◆ EXERCISE DETAILS
An exact repetition of every entry, with no images, is the required answer.

◆ DATA PROVIDED
————

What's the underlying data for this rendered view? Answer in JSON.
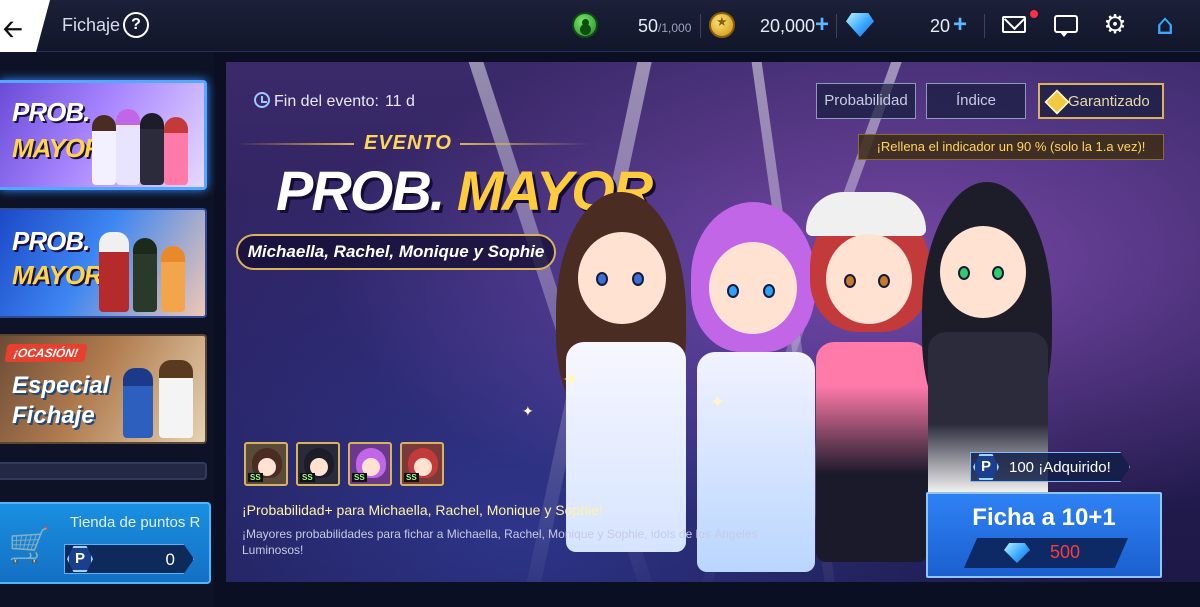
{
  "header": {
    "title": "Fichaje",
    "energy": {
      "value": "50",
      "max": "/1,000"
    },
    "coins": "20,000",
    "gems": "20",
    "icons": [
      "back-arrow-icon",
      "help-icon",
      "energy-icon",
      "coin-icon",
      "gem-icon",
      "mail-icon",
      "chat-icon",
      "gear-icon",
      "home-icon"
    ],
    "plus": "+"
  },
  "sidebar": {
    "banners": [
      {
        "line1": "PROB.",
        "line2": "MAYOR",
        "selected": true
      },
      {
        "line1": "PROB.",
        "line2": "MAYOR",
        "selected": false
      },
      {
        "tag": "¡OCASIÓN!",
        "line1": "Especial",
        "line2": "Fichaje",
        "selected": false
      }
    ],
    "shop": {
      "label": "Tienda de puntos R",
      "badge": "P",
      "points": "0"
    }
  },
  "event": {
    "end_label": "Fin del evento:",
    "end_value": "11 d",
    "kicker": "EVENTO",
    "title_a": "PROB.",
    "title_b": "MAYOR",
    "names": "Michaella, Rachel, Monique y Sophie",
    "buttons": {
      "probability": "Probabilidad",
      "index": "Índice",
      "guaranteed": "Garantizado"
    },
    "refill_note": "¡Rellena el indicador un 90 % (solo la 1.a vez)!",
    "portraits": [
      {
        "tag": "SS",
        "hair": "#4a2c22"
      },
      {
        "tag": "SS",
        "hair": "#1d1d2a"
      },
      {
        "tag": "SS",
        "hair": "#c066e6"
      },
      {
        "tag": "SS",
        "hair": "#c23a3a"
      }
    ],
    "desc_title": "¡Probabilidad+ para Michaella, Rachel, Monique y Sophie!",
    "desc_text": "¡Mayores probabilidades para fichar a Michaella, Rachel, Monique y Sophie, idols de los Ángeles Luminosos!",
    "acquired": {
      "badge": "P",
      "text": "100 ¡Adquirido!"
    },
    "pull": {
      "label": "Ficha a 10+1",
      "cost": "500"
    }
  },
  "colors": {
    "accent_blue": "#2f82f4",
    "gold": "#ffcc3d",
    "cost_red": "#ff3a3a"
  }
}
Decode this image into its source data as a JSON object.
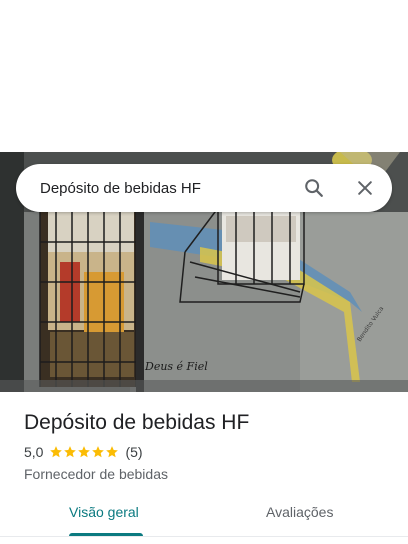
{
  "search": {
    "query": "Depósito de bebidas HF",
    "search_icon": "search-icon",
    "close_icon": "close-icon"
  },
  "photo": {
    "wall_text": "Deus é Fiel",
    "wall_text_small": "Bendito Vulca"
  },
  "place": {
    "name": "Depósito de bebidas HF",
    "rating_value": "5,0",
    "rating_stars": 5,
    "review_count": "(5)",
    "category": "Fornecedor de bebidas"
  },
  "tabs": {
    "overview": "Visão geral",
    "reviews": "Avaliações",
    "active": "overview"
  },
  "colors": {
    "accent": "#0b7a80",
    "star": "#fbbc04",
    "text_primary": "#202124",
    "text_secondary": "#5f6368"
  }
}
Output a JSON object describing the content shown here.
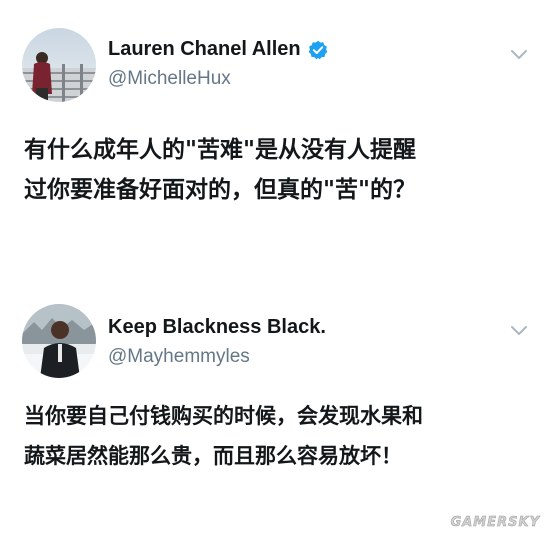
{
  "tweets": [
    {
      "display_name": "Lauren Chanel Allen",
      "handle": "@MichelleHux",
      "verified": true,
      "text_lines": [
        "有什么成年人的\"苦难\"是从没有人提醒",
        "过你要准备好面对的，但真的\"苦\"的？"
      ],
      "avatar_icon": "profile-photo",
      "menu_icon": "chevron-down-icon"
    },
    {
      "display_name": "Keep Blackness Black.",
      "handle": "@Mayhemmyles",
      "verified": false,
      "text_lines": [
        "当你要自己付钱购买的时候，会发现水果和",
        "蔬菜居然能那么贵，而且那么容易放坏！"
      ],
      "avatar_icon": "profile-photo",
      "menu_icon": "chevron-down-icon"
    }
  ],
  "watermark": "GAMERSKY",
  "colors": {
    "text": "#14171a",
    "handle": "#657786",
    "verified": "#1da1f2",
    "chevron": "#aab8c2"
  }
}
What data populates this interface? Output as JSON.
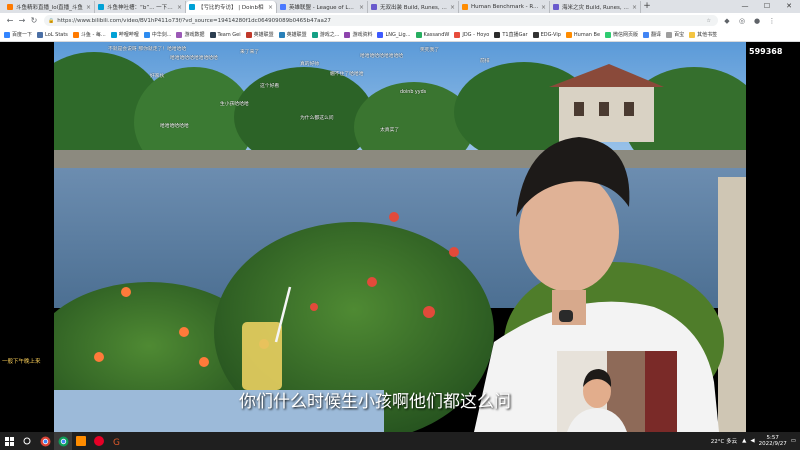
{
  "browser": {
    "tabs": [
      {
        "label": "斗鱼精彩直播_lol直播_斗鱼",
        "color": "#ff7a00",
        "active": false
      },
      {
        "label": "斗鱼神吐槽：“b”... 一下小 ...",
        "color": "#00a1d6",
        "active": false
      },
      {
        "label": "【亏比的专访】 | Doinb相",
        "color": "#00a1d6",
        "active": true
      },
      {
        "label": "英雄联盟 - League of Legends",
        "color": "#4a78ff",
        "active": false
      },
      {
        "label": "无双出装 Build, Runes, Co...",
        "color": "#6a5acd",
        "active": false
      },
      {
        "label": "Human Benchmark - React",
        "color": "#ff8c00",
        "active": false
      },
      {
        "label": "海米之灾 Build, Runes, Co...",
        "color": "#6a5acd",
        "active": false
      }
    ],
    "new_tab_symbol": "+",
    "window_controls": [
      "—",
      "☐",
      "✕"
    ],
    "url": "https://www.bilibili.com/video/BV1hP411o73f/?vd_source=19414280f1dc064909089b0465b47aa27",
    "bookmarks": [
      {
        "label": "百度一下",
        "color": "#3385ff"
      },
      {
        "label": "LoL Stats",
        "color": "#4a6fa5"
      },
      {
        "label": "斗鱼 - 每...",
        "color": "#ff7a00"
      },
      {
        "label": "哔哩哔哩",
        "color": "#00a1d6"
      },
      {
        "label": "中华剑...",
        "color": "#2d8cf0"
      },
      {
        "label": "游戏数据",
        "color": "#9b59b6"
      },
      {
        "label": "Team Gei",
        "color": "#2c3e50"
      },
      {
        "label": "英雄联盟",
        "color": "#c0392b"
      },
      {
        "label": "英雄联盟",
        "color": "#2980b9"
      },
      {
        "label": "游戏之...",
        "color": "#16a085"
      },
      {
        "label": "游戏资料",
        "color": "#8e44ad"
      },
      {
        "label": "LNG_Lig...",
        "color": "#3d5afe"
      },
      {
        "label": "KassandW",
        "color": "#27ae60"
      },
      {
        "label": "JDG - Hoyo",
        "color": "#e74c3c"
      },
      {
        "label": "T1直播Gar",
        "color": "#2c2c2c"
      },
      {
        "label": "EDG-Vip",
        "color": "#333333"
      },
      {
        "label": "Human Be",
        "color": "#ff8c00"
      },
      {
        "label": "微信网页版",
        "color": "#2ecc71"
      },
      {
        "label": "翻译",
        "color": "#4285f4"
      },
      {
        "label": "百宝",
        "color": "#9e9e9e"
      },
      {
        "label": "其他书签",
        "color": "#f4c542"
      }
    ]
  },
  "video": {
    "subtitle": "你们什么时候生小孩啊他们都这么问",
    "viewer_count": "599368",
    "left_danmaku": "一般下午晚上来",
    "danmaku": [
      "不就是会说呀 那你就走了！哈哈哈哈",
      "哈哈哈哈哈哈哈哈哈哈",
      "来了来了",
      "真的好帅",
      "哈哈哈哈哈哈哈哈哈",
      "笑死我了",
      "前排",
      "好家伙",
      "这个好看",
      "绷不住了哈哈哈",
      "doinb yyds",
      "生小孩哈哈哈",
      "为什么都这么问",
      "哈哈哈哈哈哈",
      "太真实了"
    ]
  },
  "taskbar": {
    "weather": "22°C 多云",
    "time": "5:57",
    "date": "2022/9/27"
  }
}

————

◆ SOLUTION BELOW
What's the underlying data for this rendered view? Answer in JSON.
{
  "header": {
    "title": "Fichaje",
    "energy": {
      "value": "50",
      "max": "/1,000"
    },
    "coins": "20,000",
    "gems": "20",
    "icons": [
      "back-arrow-icon",
      "help-icon",
      "energy-icon",
      "coin-icon",
      "gem-icon",
      "mail-icon",
      "chat-icon",
      "gear-icon",
      "home-icon"
    ],
    "plus": "+"
  },
  "sidebar": {
    "banners": [
      {
        "line1": "PROB.",
        "line2": "MAYOR",
        "selected": true
      },
      {
        "line1": "PROB.",
        "line2": "MAYOR",
        "selected": false
      },
      {
        "tag": "¡OCASIÓN!",
        "line1": "Especial",
        "line2": "Fichaje",
        "selected": false
      }
    ],
    "shop": {
      "label": "Tienda de puntos R",
      "badge": "P",
      "points": "0"
    }
  },
  "event": {
    "end_label": "Fin del evento:",
    "end_value": "11 d",
    "kicker": "EVENTO",
    "title_a": "PROB.",
    "title_b": "MAYOR",
    "names": "Michaella, Rachel, Monique y Sophie",
    "buttons": {
      "probability": "Probabilidad",
      "index": "Índice",
      "guaranteed": "Garantizado"
    },
    "refill_note": "¡Rellena el indicador un 90 % (solo la 1.a vez)!",
    "portraits": [
      {
        "tag": "SS",
        "hair": "#4a2c22"
      },
      {
        "tag": "SS",
        "hair": "#1d1d2a"
      },
      {
        "tag": "SS",
        "hair": "#c066e6"
      },
      {
        "tag": "SS",
        "hair": "#c23a3a"
      }
    ],
    "desc_title": "¡Probabilidad+ para Michaella, Rachel, Monique y Sophie!",
    "desc_text": "¡Mayores probabilidades para fichar a Michaella, Rachel, Monique y Sophie, idols de los Ángeles Luminosos!",
    "acquired": {
      "badge": "P",
      "text": "100 ¡Adquirido!"
    },
    "pull": {
      "label": "Ficha a 10+1",
      "cost": "500"
    }
  },
  "colors": {
    "accent_blue": "#2f82f4",
    "gold": "#ffcc3d",
    "cost_red": "#ff3a3a"
  }
}
Decode this image into its source data as a JSON object.
{
  "search": {
    "query": "Depósito de bebidas HF",
    "search_icon": "search-icon",
    "close_icon": "close-icon"
  },
  "photo": {
    "wall_text": "Deus é Fiel",
    "wall_text_small": "Bendito Vulca"
  },
  "place": {
    "name": "Depósito de bebidas HF",
    "rating_value": "5,0",
    "rating_stars": 5,
    "review_count": "(5)",
    "category": "Fornecedor de bebidas"
  },
  "tabs": {
    "overview": "Visão geral",
    "reviews": "Avaliações",
    "active": "overview"
  },
  "colors": {
    "accent": "#0b7a80",
    "star": "#fbbc04",
    "text_primary": "#202124",
    "text_secondary": "#5f6368"
  }
}
Output a JSON object describing the content shown here.
{
  "tweets": [
    {
      "display_name": "Lauren Chanel Allen",
      "handle": "@MichelleHux",
      "verified": true,
      "text_lines": [
        "有什么成年人的\"苦难\"是从没有人提醒",
        "过你要准备好面对的，但真的\"苦\"的？"
      ],
      "avatar_icon": "profile-photo",
      "menu_icon": "chevron-down-icon"
    },
    {
      "display_name": "Keep Blackness Black.",
      "handle": "@Mayhemmyles",
      "verified": false,
      "text_lines": [
        "当你要自己付钱购买的时候，会发现水果和",
        "蔬菜居然能那么贵，而且那么容易放坏！"
      ],
      "avatar_icon": "profile-photo",
      "menu_icon": "chevron-down-icon"
    }
  ],
  "watermark": "GAMERSKY",
  "colors": {
    "text": "#14171a",
    "handle": "#657786",
    "verified": "#1da1f2",
    "chevron": "#aab8c2"
  }
}
What data populates this interface? Output as JSON.
{
  "browser": {
    "tabs": [
      {
        "label": "斗鱼精彩直播_lol直播_斗鱼",
        "color": "#ff7a00",
        "active": false
      },
      {
        "label": "斗鱼神吐槽：“b”... 一下小 ...",
        "color": "#00a1d6",
        "active": false
      },
      {
        "label": "【亏比的专访】 | Doinb相",
        "color": "#00a1d6",
        "active": true
      },
      {
        "label": "英雄联盟 - League of Legends",
        "color": "#4a78ff",
        "active": false
      },
      {
        "label": "无双出装 Build, Runes, Co...",
        "color": "#6a5acd",
        "active": false
      },
      {
        "label": "Human Benchmark - React",
        "color": "#ff8c00",
        "active": false
      },
      {
        "label": "海米之灾 Build, Runes, Co...",
        "color": "#6a5acd",
        "active": false
      }
    ],
    "new_tab_symbol": "+",
    "window_controls": [
      "—",
      "☐",
      "✕"
    ],
    "url": "https://www.bilibili.com/video/BV1hP411o73f/?vd_source=19414280f1dc064909089b0465b47aa27",
    "bookmarks": [
      {
        "label": "百度一下",
        "color": "#3385ff"
      },
      {
        "label": "LoL Stats",
        "color": "#4a6fa5"
      },
      {
        "label": "斗鱼 - 每...",
        "color": "#ff7a00"
      },
      {
        "label": "哔哩哔哩",
        "color": "#00a1d6"
      },
      {
        "label": "中华剑...",
        "color": "#2d8cf0"
      },
      {
        "label": "游戏数据",
        "color": "#9b59b6"
      },
      {
        "label": "Team Gei",
        "color": "#2c3e50"
      },
      {
        "label": "英雄联盟",
        "color": "#c0392b"
      },
      {
        "label": "英雄联盟",
        "color": "#2980b9"
      },
      {
        "label": "游戏之...",
        "color": "#16a085"
      },
      {
        "label": "游戏资料",
        "color": "#8e44ad"
      },
      {
        "label": "LNG_Lig...",
        "color": "#3d5afe"
      },
      {
        "label": "KassandW",
        "color": "#27ae60"
      },
      {
        "label": "JDG - Hoyo",
        "color": "#e74c3c"
      },
      {
        "label": "T1直播Gar",
        "color": "#2c2c2c"
      },
      {
        "label": "EDG-Vip",
        "color": "#333333"
      },
      {
        "label": "Human Be",
        "color": "#ff8c00"
      },
      {
        "label": "微信网页版",
        "color": "#2ecc71"
      },
      {
        "label": "翻译",
        "color": "#4285f4"
      },
      {
        "label": "百宝",
        "color": "#9e9e9e"
      },
      {
        "label": "其他书签",
        "color": "#f4c542"
      }
    ]
  },
  "video": {
    "subtitle": "你们什么时候生小孩啊他们都这么问",
    "viewer_count": "599368",
    "left_danmaku": "一般下午晚上来",
    "danmaku": [
      "不就是会说呀 那你就走了！哈哈哈哈",
      "哈哈哈哈哈哈哈哈哈哈",
      "来了来了",
      "真的好帅",
      "哈哈哈哈哈哈哈哈哈",
      "笑死我了",
      "前排",
      "好家伙",
      "这个好看",
      "绷不住了哈哈哈",
      "doinb yyds",
      "生小孩哈哈哈",
      "为什么都这么问",
      "哈哈哈哈哈哈",
      "太真实了"
    ]
  },
  "taskbar": {
    "weather": "22°C 多云",
    "time": "5:57",
    "date": "2022/9/27"
  }
}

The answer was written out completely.